Final painting is in the public collection of the Bristol Museum & Art Gallery, purchased 1910.
The scene is late dusk, looking west along the quay-side and across the inner harbour, fishing boats and skiffs tied up below Newlyn. The light is fading and house lamps are being lit for the evening ahead.
This full-size study would have been largely painted en plein-air. Forbes was renowned for working up these large canvases in situ. The brushwork is therefore bold and swift as the artist has quickly captured the last of the day’s light in the sky above Newlyn, its reflection in the water and the lamp light radiating from a house window. Fires are being lit as we see smoke drift across the harbour. The landscape and buildings are more simply rendered against the artist’s preparatory ground.

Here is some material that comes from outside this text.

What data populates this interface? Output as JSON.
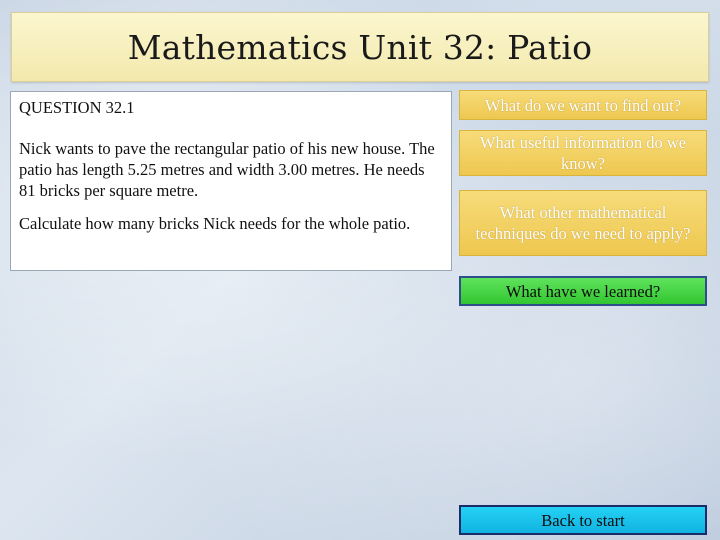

It is ‘home-along’ hour, as it was locally known, when the men returned from Penlee Quarry, between Newlyn and Mousehole, to their wives and sweethearts. Forbes is seeking to honestly capture the fading light across the harbour and the town settling down for the evening ahead, but in so doing, he is also setting a romantic atmosphere for the final painting which depicts the young quarrymen chatting and relaxing with their sweethearts and wives. It’s a sympathetic expression of Newlyn with all the hallmarks; the palette, brushwork and en plein-air natural realism, that mark out Stanhope Forbes’ work.